Learning to Learn
This article speaks to the fact that currently our teaching methods are based around a behavioristic approach. Yager tells his reader that we can better educate our students using a constructivist approach. He also states that it may not be a total change from current practices, more so a shift in emphasis. Many excellent teachers already employ many constructivist techniques in their classrooms. Yager gave some great ways to use the constructivist-learning model in the classroom. Some of my favorite methods include asking open-ended questions, using student questions to guide learning, and encouraging students to question each other and sources. Something that I think I would need to keep in mind is to give enough time for reflection. Collaboration, and individuality are respected in this method and are essential skills for students to learn. It will serve them well in years to come. From this article I think that it is extremely important to give students an active role in their learning as well as make them feel like they have the power to take charge of their learning in and outside of the classroom. The constructivist approach goes far beyond teaching for the test in which students are not prepared for much more than regurgitating information. If used properly the students will really learn as well as be able to use what they have learned out side the context of the one situation.
Wed Oct 19, 2011 10:16 AM
Good activity for students to Visualize
This activity is geared towards middle school students but I do not think that it would be out of line to try it with some upper elementary classes. It is also nice because the same general idea could be used for younger students. Does not require a lot of resources but students gain a lot of information.
Wed Oct 12, 2011 12:03 PM
k-12 learning about the stars
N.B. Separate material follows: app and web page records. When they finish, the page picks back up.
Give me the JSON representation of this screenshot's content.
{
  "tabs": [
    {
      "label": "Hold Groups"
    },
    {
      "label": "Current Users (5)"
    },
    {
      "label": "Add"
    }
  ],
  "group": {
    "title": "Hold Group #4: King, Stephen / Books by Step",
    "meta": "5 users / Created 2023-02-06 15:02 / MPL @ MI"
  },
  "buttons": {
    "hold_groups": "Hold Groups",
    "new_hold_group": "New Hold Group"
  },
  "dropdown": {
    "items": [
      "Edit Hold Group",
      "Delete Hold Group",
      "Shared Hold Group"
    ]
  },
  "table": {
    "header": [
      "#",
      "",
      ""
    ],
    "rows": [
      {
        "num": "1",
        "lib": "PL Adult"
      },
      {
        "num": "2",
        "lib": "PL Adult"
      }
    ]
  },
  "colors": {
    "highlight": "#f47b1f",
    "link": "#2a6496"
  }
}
This resource is wonderful because it gives the teacher a view of how the information should be presented not just over one lesson or unit but from early grades on to much older students. I think that I would like to read more of the probes that get students thinking about what they are about to learn and give me an idea of where the children are in terms of understanding. Why spend days on something they already know. I think this could fit very well using the smart board and the response clickers (I'm not sure if that is the correct term for them). The first page that introduces the question could be projected up on the screen for the students and read aloud by either the teacher or the students depending on the age. To save time the students could select their answer by keying it in on the response pad. Instantaneously the teacher has the results.